= TASK BRIEF =
For each line of the listing below that contains the string "product", copy the line.

::::

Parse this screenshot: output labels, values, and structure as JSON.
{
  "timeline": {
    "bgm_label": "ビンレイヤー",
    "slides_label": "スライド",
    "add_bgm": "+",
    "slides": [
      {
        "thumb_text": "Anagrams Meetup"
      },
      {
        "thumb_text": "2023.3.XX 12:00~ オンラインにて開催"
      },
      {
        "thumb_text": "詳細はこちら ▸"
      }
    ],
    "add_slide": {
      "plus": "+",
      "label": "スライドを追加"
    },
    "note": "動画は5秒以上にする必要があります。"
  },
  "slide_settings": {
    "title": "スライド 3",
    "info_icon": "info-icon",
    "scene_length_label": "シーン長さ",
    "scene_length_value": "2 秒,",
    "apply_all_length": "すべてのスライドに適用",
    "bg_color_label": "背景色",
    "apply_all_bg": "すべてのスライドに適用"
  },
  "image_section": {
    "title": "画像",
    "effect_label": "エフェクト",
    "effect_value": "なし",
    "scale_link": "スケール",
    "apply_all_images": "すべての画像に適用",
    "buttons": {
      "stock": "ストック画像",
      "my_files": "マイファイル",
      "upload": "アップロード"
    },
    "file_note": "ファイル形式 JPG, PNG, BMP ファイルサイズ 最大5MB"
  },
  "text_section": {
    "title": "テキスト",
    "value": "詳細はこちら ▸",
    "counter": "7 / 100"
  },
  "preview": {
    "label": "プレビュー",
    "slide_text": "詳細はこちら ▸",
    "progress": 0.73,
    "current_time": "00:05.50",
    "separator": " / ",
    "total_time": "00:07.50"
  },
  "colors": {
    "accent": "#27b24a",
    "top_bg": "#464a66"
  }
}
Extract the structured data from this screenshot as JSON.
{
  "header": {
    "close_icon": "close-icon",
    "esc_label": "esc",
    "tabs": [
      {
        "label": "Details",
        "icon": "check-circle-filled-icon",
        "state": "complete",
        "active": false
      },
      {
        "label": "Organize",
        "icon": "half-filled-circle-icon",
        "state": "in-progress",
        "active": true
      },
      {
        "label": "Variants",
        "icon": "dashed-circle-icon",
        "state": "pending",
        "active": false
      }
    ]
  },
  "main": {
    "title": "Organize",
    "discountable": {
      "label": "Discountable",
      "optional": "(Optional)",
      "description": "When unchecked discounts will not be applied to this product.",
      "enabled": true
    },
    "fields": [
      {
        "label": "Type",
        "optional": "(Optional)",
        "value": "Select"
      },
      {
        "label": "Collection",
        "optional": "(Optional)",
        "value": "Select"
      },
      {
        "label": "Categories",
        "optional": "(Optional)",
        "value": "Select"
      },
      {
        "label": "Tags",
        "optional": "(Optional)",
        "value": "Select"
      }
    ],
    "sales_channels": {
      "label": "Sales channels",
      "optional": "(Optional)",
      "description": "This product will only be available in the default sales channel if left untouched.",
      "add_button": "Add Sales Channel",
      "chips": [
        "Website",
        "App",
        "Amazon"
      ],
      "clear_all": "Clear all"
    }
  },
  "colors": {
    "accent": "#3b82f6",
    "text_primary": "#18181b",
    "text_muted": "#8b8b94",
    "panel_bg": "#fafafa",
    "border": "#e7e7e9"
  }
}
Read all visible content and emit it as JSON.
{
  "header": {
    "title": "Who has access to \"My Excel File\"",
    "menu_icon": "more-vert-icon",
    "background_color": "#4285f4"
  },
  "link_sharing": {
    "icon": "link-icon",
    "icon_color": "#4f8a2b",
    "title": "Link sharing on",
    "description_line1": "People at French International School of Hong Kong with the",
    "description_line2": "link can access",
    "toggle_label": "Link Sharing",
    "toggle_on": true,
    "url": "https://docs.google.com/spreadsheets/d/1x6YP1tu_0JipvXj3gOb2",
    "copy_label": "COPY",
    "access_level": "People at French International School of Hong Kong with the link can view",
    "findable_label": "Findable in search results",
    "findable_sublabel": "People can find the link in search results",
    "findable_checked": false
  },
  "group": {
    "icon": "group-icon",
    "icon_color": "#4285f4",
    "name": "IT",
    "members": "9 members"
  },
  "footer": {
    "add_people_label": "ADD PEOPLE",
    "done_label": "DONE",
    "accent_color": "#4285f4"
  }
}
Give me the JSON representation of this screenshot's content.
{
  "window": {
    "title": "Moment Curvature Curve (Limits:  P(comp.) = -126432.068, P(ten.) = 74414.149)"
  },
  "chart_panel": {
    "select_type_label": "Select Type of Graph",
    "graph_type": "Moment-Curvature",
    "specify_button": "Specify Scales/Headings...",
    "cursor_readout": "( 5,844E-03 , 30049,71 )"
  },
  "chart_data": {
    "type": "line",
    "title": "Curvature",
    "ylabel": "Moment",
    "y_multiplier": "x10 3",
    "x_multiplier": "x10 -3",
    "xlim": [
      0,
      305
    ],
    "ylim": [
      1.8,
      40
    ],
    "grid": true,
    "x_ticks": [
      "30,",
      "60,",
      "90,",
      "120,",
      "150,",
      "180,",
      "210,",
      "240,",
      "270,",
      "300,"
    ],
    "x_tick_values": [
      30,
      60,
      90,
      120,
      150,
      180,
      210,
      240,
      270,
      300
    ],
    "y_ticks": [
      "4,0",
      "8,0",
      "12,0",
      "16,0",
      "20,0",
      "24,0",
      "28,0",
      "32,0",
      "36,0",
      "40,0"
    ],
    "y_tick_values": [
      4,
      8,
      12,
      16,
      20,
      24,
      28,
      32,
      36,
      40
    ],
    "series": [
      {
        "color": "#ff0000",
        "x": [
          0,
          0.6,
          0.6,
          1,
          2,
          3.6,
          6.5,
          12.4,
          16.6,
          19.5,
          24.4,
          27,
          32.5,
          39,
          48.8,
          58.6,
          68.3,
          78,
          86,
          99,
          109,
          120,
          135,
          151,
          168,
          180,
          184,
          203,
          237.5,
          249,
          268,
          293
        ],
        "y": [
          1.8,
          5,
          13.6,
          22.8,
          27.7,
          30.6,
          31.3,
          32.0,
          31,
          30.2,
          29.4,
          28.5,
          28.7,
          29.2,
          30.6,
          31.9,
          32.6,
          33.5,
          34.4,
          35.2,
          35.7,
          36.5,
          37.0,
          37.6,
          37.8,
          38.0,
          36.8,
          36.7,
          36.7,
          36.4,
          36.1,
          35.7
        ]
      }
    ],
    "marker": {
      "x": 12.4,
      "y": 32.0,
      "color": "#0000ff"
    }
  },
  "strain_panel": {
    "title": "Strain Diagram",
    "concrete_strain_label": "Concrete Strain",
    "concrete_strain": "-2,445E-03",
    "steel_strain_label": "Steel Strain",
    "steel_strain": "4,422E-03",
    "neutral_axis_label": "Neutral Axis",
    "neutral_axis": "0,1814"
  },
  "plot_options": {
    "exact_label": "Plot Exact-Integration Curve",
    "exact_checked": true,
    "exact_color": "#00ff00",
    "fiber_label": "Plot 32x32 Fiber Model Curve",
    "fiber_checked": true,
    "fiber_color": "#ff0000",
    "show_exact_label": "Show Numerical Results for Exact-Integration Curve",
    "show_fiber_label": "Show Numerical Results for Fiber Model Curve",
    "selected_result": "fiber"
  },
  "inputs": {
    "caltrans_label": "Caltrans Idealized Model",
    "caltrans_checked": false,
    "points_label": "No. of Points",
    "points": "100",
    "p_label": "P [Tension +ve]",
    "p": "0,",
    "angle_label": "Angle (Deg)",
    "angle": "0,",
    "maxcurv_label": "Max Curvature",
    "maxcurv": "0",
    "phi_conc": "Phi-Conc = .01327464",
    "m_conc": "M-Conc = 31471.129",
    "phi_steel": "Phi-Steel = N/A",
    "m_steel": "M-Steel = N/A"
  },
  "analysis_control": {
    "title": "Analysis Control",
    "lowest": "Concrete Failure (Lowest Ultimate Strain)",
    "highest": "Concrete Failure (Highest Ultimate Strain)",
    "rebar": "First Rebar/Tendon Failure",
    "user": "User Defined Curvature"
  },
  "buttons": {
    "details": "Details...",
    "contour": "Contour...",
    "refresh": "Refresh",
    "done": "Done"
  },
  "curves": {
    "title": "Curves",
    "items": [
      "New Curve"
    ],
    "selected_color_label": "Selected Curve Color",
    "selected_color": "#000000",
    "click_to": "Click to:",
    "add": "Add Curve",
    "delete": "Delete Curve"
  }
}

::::

= ANSWER BOX =
      "description": "When unchecked discounts will not be applied to this product.",
      "description": "This product will only be available in the default sales channel if left untouched.",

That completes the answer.